There's been a marked rise in "patriotic — some would say nationalistic — themes in Indian television and cinema," from low-brow action films to prestige TV dramas, the FT's Nirpal Dhaliwal writes.
- Films like "PM Narendra Modi" and "Uri: The Surgical Strike," "based on an attack in Pakistani-administered Kashmir by the Indian military in retaliation for a terrorist outrage," were massive money-makers.
- Why it matters: "Among India’s critics and reviewers, there is some alarm at the growing trend for flag-waving."

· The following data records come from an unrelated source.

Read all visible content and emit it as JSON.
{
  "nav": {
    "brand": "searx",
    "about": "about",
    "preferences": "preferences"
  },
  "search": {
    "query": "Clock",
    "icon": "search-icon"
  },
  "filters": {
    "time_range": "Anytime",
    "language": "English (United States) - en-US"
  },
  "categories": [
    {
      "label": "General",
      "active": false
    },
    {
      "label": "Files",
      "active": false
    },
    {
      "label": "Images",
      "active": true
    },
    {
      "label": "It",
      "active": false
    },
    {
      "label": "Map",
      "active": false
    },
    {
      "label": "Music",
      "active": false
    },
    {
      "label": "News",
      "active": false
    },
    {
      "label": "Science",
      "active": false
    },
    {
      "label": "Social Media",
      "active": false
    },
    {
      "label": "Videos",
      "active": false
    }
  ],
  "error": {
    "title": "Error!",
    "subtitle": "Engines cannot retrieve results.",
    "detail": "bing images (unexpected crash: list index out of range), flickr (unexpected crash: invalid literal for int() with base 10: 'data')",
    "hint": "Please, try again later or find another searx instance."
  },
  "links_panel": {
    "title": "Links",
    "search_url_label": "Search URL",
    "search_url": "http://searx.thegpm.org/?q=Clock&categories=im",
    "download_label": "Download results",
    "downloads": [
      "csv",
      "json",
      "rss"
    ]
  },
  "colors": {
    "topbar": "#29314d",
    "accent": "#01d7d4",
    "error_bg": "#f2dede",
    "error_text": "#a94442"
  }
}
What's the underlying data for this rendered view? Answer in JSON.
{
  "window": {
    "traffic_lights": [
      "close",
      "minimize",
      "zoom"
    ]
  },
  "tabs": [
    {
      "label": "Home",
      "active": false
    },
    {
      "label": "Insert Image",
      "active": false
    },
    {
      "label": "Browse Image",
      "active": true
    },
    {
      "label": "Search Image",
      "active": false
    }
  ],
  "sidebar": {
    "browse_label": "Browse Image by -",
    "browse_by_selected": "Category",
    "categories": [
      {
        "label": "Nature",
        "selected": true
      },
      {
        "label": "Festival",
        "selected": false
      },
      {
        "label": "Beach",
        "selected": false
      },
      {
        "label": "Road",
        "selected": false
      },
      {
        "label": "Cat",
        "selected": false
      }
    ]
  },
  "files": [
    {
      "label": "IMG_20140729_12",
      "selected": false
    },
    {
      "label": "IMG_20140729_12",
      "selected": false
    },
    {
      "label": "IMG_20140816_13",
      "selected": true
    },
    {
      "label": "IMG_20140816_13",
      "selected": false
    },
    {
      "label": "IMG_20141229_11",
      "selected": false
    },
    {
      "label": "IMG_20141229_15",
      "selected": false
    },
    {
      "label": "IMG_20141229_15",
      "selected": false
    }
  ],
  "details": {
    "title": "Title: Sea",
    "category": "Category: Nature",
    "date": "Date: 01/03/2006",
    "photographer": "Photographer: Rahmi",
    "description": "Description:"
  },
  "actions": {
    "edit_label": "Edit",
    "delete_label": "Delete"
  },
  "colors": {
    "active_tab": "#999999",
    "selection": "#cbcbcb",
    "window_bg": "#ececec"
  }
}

- "India, in my opinion ... has historically been an ‘emasculated’ country — third-world, emaciated, struggling, not ‘man enough’ to stand on its own. Modi and his cohorts have given the majority something to hold on to," says critic Tanul Thakur.
The big picture: The creators of such shows and movies are responding to popular demand. But the Indian government is also in no mood to be criticized, Foreign Policy's Ravi Agrawal and Kathryn Salam write.
- Modi's government is now considering censoring platforms like Netflix and Amazon Prime Video — catching up with censorship already in place on TV and print media.
- They're also considering using trade to retaliate against Malaysia for criticism over the lockdown in Kashmir.
- The bottom line: "Ultimately, the success of India’s moves to prevent other countries — or companies — from criticizing it is linked to the size and power of its market. Or at least that’s the lesson India can draw from China."
7. Stories we're watching
- Boris Johnson offers Brexit delay for snap elections
- Scoop: The grandees headed to Saudi Arabia's "Davos in the Desert"
- Global protest wave riles capital markets
- Benny Gantz gets his chance to form Israel's next government
- Hong Kong revokes extradition bill that triggered protests
- Ukraine felt early Trump pressure and knew of military aid freeze
- Pence blasts NBA in speech on China
"I really enjoyed my conversation with General @MazloumAbdi. He appreciates what we have done, and I appreciate what the Kurds have done."— Donald Trump today, on Twitter, praising the Kurdish commander of the SDF
"There is a red notice on him. The U.S. should deliver him to us."— Recep Tayyip Erdogan today, referring to the same commander as a "wanted terrorist" Go deeper.